What is needed >>
Your reply must contain the full listing below, reproduced exactly, but no pictures.
********************
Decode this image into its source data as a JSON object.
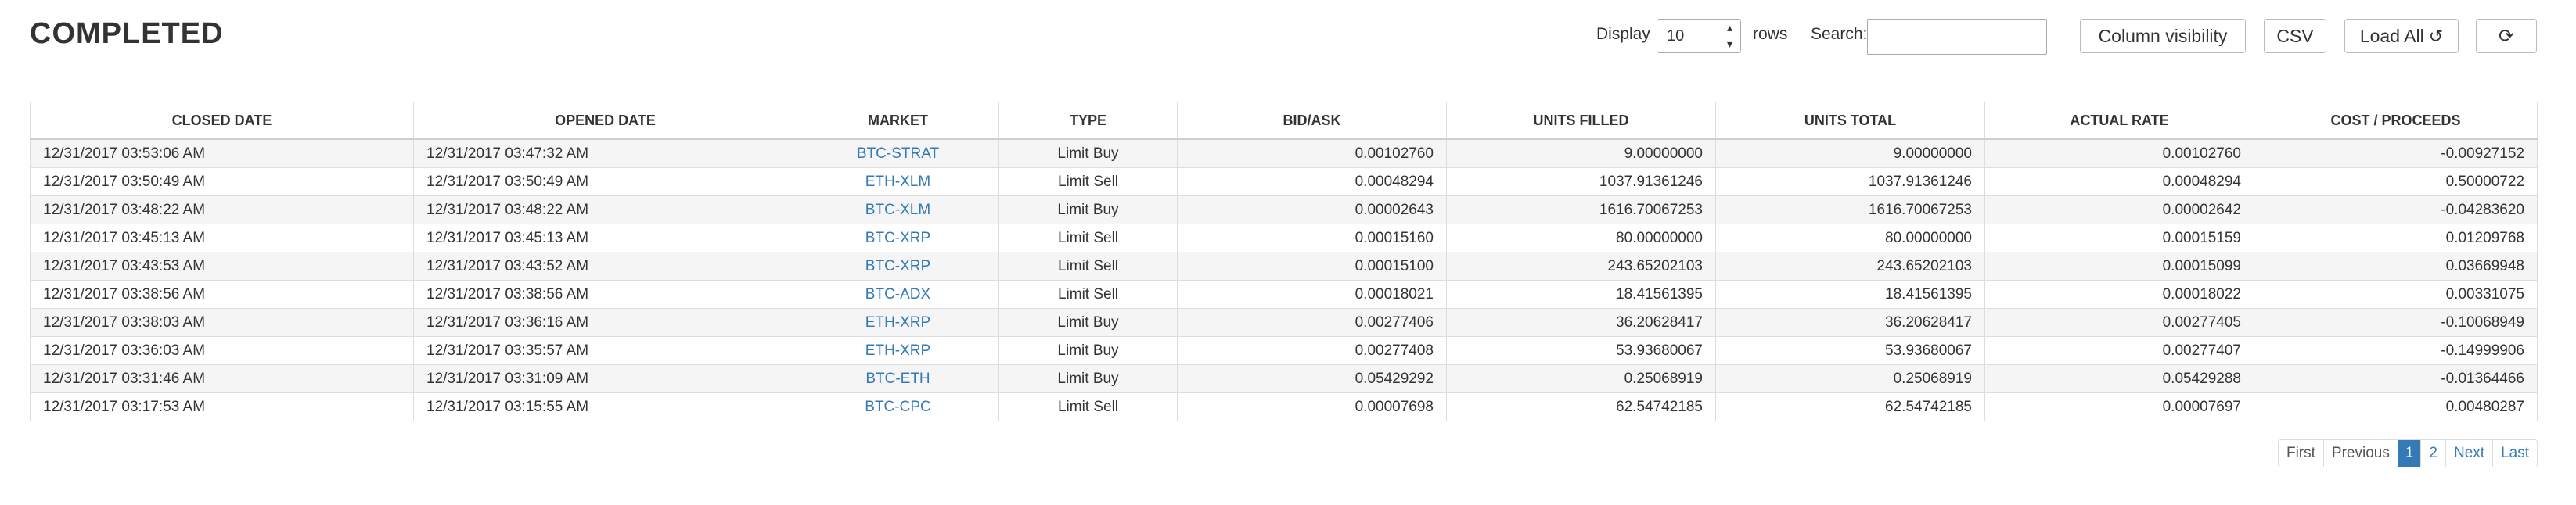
{
  "page": {
    "title": "COMPLETED"
  },
  "controls": {
    "display_label": "Display",
    "rows_value": "10",
    "rows_label": "rows",
    "search_label": "Search:",
    "search_value": ""
  },
  "buttons": {
    "column_visibility": "Column visibility",
    "csv": "CSV",
    "load_all": "Load All",
    "load_all_icon": "history-icon",
    "refresh_icon": "refresh-icon"
  },
  "table": {
    "columns": [
      "CLOSED DATE",
      "OPENED DATE",
      "MARKET",
      "TYPE",
      "BID/ASK",
      "UNITS FILLED",
      "UNITS TOTAL",
      "ACTUAL RATE",
      "COST / PROCEEDS"
    ],
    "rows": [
      [
        "12/31/2017 03:53:06 AM",
        "12/31/2017 03:47:32 AM",
        "BTC-STRAT",
        "Limit Buy",
        "0.00102760",
        "9.00000000",
        "9.00000000",
        "0.00102760",
        "-0.00927152"
      ],
      [
        "12/31/2017 03:50:49 AM",
        "12/31/2017 03:50:49 AM",
        "ETH-XLM",
        "Limit Sell",
        "0.00048294",
        "1037.91361246",
        "1037.91361246",
        "0.00048294",
        "0.50000722"
      ],
      [
        "12/31/2017 03:48:22 AM",
        "12/31/2017 03:48:22 AM",
        "BTC-XLM",
        "Limit Buy",
        "0.00002643",
        "1616.70067253",
        "1616.70067253",
        "0.00002642",
        "-0.04283620"
      ],
      [
        "12/31/2017 03:45:13 AM",
        "12/31/2017 03:45:13 AM",
        "BTC-XRP",
        "Limit Sell",
        "0.00015160",
        "80.00000000",
        "80.00000000",
        "0.00015159",
        "0.01209768"
      ],
      [
        "12/31/2017 03:43:53 AM",
        "12/31/2017 03:43:52 AM",
        "BTC-XRP",
        "Limit Sell",
        "0.00015100",
        "243.65202103",
        "243.65202103",
        "0.00015099",
        "0.03669948"
      ],
      [
        "12/31/2017 03:38:56 AM",
        "12/31/2017 03:38:56 AM",
        "BTC-ADX",
        "Limit Sell",
        "0.00018021",
        "18.41561395",
        "18.41561395",
        "0.00018022",
        "0.00331075"
      ],
      [
        "12/31/2017 03:38:03 AM",
        "12/31/2017 03:36:16 AM",
        "ETH-XRP",
        "Limit Buy",
        "0.00277406",
        "36.20628417",
        "36.20628417",
        "0.00277405",
        "-0.10068949"
      ],
      [
        "12/31/2017 03:36:03 AM",
        "12/31/2017 03:35:57 AM",
        "ETH-XRP",
        "Limit Buy",
        "0.00277408",
        "53.93680067",
        "53.93680067",
        "0.00277407",
        "-0.14999906"
      ],
      [
        "12/31/2017 03:31:46 AM",
        "12/31/2017 03:31:09 AM",
        "BTC-ETH",
        "Limit Buy",
        "0.05429292",
        "0.25068919",
        "0.25068919",
        "0.05429288",
        "-0.01364466"
      ],
      [
        "12/31/2017 03:17:53 AM",
        "12/31/2017 03:15:55 AM",
        "BTC-CPC",
        "Limit Sell",
        "0.00007698",
        "62.54742185",
        "62.54742185",
        "0.00007697",
        "0.00480287"
      ]
    ]
  },
  "pagination": {
    "first": "First",
    "previous": "Previous",
    "pages": [
      "1",
      "2"
    ],
    "current": "1",
    "next": "Next",
    "last": "Last"
  }
}
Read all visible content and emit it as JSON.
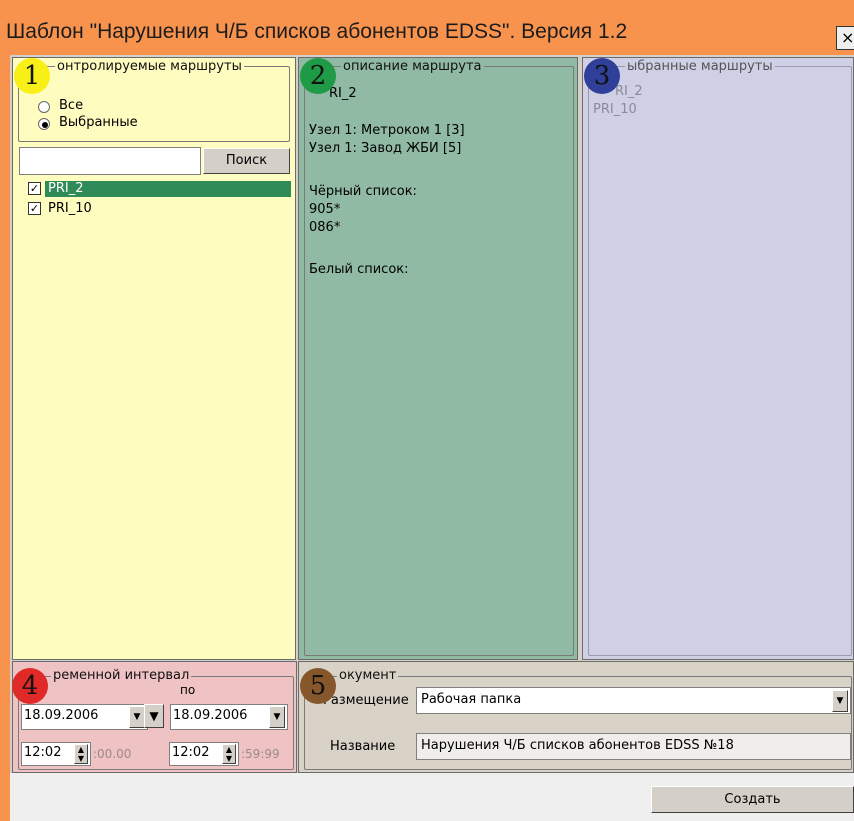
{
  "window": {
    "title": "Шаблон \"Нарушения Ч/Б списков абонентов EDSS\". Версия 1.2",
    "close_label": "×"
  },
  "badges": [
    "1",
    "2",
    "3",
    "4",
    "5"
  ],
  "colors": {
    "badge1": "#f7ef16",
    "badge2": "#1f9a47",
    "badge3": "#2f3f9a",
    "badge4": "#e02a27",
    "badge5": "#86572a",
    "titlebar": "#f8934e"
  },
  "panel1": {
    "legend": "онтролируемые маршруты",
    "radio_all": "Все",
    "radio_selected": "Выбранные",
    "search_value": "",
    "search_button": "Поиск",
    "routes": [
      {
        "label": "PRI_2",
        "checked": true,
        "selected": true
      },
      {
        "label": "PRI_10",
        "checked": true,
        "selected": false
      }
    ]
  },
  "panel2": {
    "legend": "описание маршрута",
    "route_name": "RI_2",
    "nodes": [
      "Узел 1: Метроком 1 [3]",
      "Узел 1: Завод ЖБИ [5]"
    ],
    "black_title": "Чёрный список:",
    "black_entries": [
      "905*",
      "086*"
    ],
    "white_title": "Белый список:"
  },
  "panel3": {
    "legend": "ыбранные маршруты",
    "items": [
      "RI_2",
      "PRI_10"
    ]
  },
  "panel4": {
    "legend": "ременной интервал",
    "to_label": "по",
    "date_from": "18.09.2006",
    "date_to": "18.09.2006",
    "time_from": "12:02",
    "time_from_seconds": ":00.00",
    "time_to": "12:02",
    "time_to_seconds": ":59:99"
  },
  "panel5": {
    "legend": "окумент",
    "location_label": "Размещение",
    "location_value": "Рабочая папка",
    "name_label": "Название",
    "name_value": "Нарушения Ч/Б списков абонентов EDSS №18"
  },
  "bottom": {
    "create_button": "Создать"
  }
}
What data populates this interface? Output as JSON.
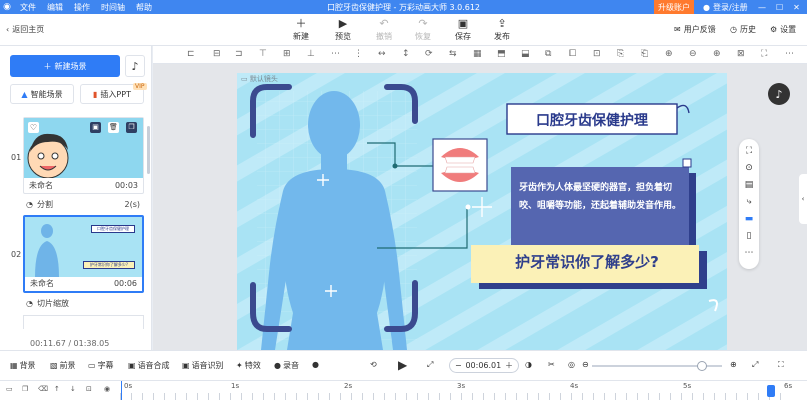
{
  "titlebar": {
    "menu": [
      "文件",
      "编辑",
      "操作",
      "时间轴",
      "帮助"
    ],
    "title": "口腔牙齿保健护理 - 万彩动画大师 3.0.612",
    "upgrade": "升级账户",
    "login": "登录/注册"
  },
  "toolbar": {
    "back": "返回主页",
    "buttons": [
      {
        "label": "新建",
        "icon": "plus-icon"
      },
      {
        "label": "预览",
        "icon": "play-icon"
      },
      {
        "label": "撤销",
        "icon": "undo-icon"
      },
      {
        "label": "恢复",
        "icon": "redo-icon"
      },
      {
        "label": "保存",
        "icon": "save-icon"
      },
      {
        "label": "发布",
        "icon": "publish-icon"
      }
    ],
    "feedback": "用户反馈",
    "history": "历史",
    "settings": "设置"
  },
  "left": {
    "new_scene": "新建场景",
    "smart_scene": "智能场景",
    "insert_ppt": "插入PPT",
    "vip": "VIP",
    "scenes": [
      {
        "num": "01",
        "name": "未命名",
        "time": "00:03"
      },
      {
        "num": "02",
        "name": "未命名",
        "time": "00:06"
      }
    ],
    "transitions": [
      {
        "name": "分割",
        "dur": "2(s)"
      },
      {
        "name": "切片缩放",
        "dur": "2(s)"
      }
    ],
    "time_readout": "00:11.67  / 01:38.05"
  },
  "stage": {
    "label": "默认镜头",
    "title": "口腔牙齿保健护理",
    "body": "牙齿作为人体最坚硬的器官，担负着切咬、咀嚼等功能，还起着辅助发音作用。",
    "question": "护牙常识你了解多少?",
    "thumb_title": "口腔牙齿保健护理",
    "thumb_question": "护牙常识你了解多少?"
  },
  "bottom": {
    "buttons": [
      "背景",
      "前景",
      "字幕",
      "语音合成",
      "语音识别",
      "特效",
      "录音"
    ],
    "time": "00:06.01"
  },
  "timeline": {
    "ticks": [
      "0s",
      "1s",
      "2s",
      "3s",
      "4s",
      "5s",
      "6s"
    ]
  },
  "colors": {
    "accent": "#2f7cf6",
    "stage_bg": "#a9e3f4",
    "title_navy": "#2a3a8c"
  }
}
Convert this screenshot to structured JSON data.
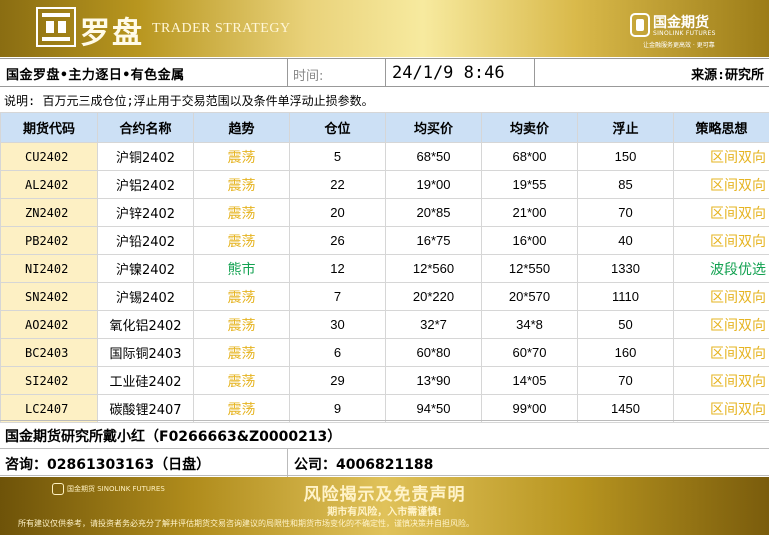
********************
Output of the exercise >>
Decode this image into its source data as a JSON object.
{
  "page": {
    "title": "COMPLETED"
  },
  "controls": {
    "display_label": "Display",
    "rows_value": "10",
    "rows_label": "rows",
    "search_label": "Search:",
    "search_value": ""
  },
  "buttons": {
    "column_visibility": "Column visibility",
    "csv": "CSV",
    "load_all": "Load All",
    "load_all_icon": "history-icon",
    "refresh_icon": "refresh-icon"
  },
  "table": {
    "columns": [
      "CLOSED DATE",
      "OPENED DATE",
      "MARKET",
      "TYPE",
      "BID/ASK",
      "UNITS FILLED",
      "UNITS TOTAL",
      "ACTUAL RATE",
      "COST / PROCEEDS"
    ],
    "rows": [
      [
        "12/31/2017 03:53:06 AM",
        "12/31/2017 03:47:32 AM",
        "BTC-STRAT",
        "Limit Buy",
        "0.00102760",
        "9.00000000",
        "9.00000000",
        "0.00102760",
        "-0.00927152"
      ],
      [
        "12/31/2017 03:50:49 AM",
        "12/31/2017 03:50:49 AM",
        "ETH-XLM",
        "Limit Sell",
        "0.00048294",
        "1037.91361246",
        "1037.91361246",
        "0.00048294",
        "0.50000722"
      ],
      [
        "12/31/2017 03:48:22 AM",
        "12/31/2017 03:48:22 AM",
        "BTC-XLM",
        "Limit Buy",
        "0.00002643",
        "1616.70067253",
        "1616.70067253",
        "0.00002642",
        "-0.04283620"
      ],
      [
        "12/31/2017 03:45:13 AM",
        "12/31/2017 03:45:13 AM",
        "BTC-XRP",
        "Limit Sell",
        "0.00015160",
        "80.00000000",
        "80.00000000",
        "0.00015159",
        "0.01209768"
      ],
      [
        "12/31/2017 03:43:53 AM",
        "12/31/2017 03:43:52 AM",
        "BTC-XRP",
        "Limit Sell",
        "0.00015100",
        "243.65202103",
        "243.65202103",
        "0.00015099",
        "0.03669948"
      ],
      [
        "12/31/2017 03:38:56 AM",
        "12/31/2017 03:38:56 AM",
        "BTC-ADX",
        "Limit Sell",
        "0.00018021",
        "18.41561395",
        "18.41561395",
        "0.00018022",
        "0.00331075"
      ],
      [
        "12/31/2017 03:38:03 AM",
        "12/31/2017 03:36:16 AM",
        "ETH-XRP",
        "Limit Buy",
        "0.00277406",
        "36.20628417",
        "36.20628417",
        "0.00277405",
        "-0.10068949"
      ],
      [
        "12/31/2017 03:36:03 AM",
        "12/31/2017 03:35:57 AM",
        "ETH-XRP",
        "Limit Buy",
        "0.00277408",
        "53.93680067",
        "53.93680067",
        "0.00277407",
        "-0.14999906"
      ],
      [
        "12/31/2017 03:31:46 AM",
        "12/31/2017 03:31:09 AM",
        "BTC-ETH",
        "Limit Buy",
        "0.05429292",
        "0.25068919",
        "0.25068919",
        "0.05429288",
        "-0.01364466"
      ],
      [
        "12/31/2017 03:17:53 AM",
        "12/31/2017 03:15:55 AM",
        "BTC-CPC",
        "Limit Sell",
        "0.00007698",
        "62.54742185",
        "62.54742185",
        "0.00007697",
        "0.00480287"
      ]
    ]
  },
  "pagination": {
    "first": "First",
    "previous": "Previous",
    "pages": [
      "1",
      "2"
    ],
    "current": "1",
    "next": "Next",
    "last": "Last"
  }
}
Read all visible content and emit it as JSON.
{
  "window": {
    "title": "Шаблон \"Нарушения Ч/Б списков абонентов EDSS\". Версия 1.2",
    "close_label": "×"
  },
  "badges": [
    "1",
    "2",
    "3",
    "4",
    "5"
  ],
  "colors": {
    "badge1": "#f7ef16",
    "badge2": "#1f9a47",
    "badge3": "#2f3f9a",
    "badge4": "#e02a27",
    "badge5": "#86572a",
    "titlebar": "#f8934e"
  },
  "panel1": {
    "legend": "онтролируемые маршруты",
    "radio_all": "Все",
    "radio_selected": "Выбранные",
    "search_value": "",
    "search_button": "Поиск",
    "routes": [
      {
        "label": "PRI_2",
        "checked": true,
        "selected": true
      },
      {
        "label": "PRI_10",
        "checked": true,
        "selected": false
      }
    ]
  },
  "panel2": {
    "legend": "описание маршрута",
    "route_name": "RI_2",
    "nodes": [
      "Узел 1: Метроком 1 [3]",
      "Узел 1: Завод ЖБИ [5]"
    ],
    "black_title": "Чёрный список:",
    "black_entries": [
      "905*",
      "086*"
    ],
    "white_title": "Белый список:"
  },
  "panel3": {
    "legend": "ыбранные маршруты",
    "items": [
      "RI_2",
      "PRI_10"
    ]
  },
  "panel4": {
    "legend": "ременной интервал",
    "to_label": "по",
    "date_from": "18.09.2006",
    "date_to": "18.09.2006",
    "time_from": "12:02",
    "time_from_seconds": ":00.00",
    "time_to": "12:02",
    "time_to_seconds": ":59:99"
  },
  "panel5": {
    "legend": "окумент",
    "location_label": "Размещение",
    "location_value": "Рабочая папка",
    "name_label": "Название",
    "name_value": "Нарушения Ч/Б списков абонентов EDSS №18"
  },
  "bottom": {
    "create_button": "Создать"
  }
}
What data populates this interface? Output as JSON.
{
  "titlebar": {
    "menu": [
      "文件",
      "编辑",
      "操作",
      "时间轴",
      "帮助"
    ],
    "title": "口腔牙齿保健护理 - 万彩动画大师 3.0.612",
    "upgrade": "升级账户",
    "login": "登录/注册"
  },
  "toolbar": {
    "back": "返回主页",
    "buttons": [
      {
        "label": "新建",
        "icon": "plus-icon"
      },
      {
        "label": "预览",
        "icon": "play-icon"
      },
      {
        "label": "撤销",
        "icon": "undo-icon"
      },
      {
        "label": "恢复",
        "icon": "redo-icon"
      },
      {
        "label": "保存",
        "icon": "save-icon"
      },
      {
        "label": "发布",
        "icon": "publish-icon"
      }
    ],
    "feedback": "用户反馈",
    "history": "历史",
    "settings": "设置"
  },
  "left": {
    "new_scene": "新建场景",
    "smart_scene": "智能场景",
    "insert_ppt": "插入PPT",
    "vip": "VIP",
    "scenes": [
      {
        "num": "01",
        "name": "未命名",
        "time": "00:03"
      },
      {
        "num": "02",
        "name": "未命名",
        "time": "00:06"
      }
    ],
    "transitions": [
      {
        "name": "分割",
        "dur": "2(s)"
      },
      {
        "name": "切片缩放",
        "dur": "2(s)"
      }
    ],
    "time_readout": "00:11.67  / 01:38.05"
  },
  "stage": {
    "label": "默认镜头",
    "title": "口腔牙齿保健护理",
    "body": "牙齿作为人体最坚硬的器官，担负着切咬、咀嚼等功能，还起着辅助发音作用。",
    "question": "护牙常识你了解多少?",
    "thumb_title": "口腔牙齿保健护理",
    "thumb_question": "护牙常识你了解多少?"
  },
  "bottom": {
    "buttons": [
      "背景",
      "前景",
      "字幕",
      "语音合成",
      "语音识别",
      "特效",
      "录音"
    ],
    "time": "00:06.01"
  },
  "timeline": {
    "ticks": [
      "0s",
      "1s",
      "2s",
      "3s",
      "4s",
      "5s",
      "6s"
    ]
  },
  "colors": {
    "accent": "#2f7cf6",
    "stage_bg": "#a9e3f4",
    "title_navy": "#2a3a8c"
  }
}
Convert this screenshot to structured JSON data.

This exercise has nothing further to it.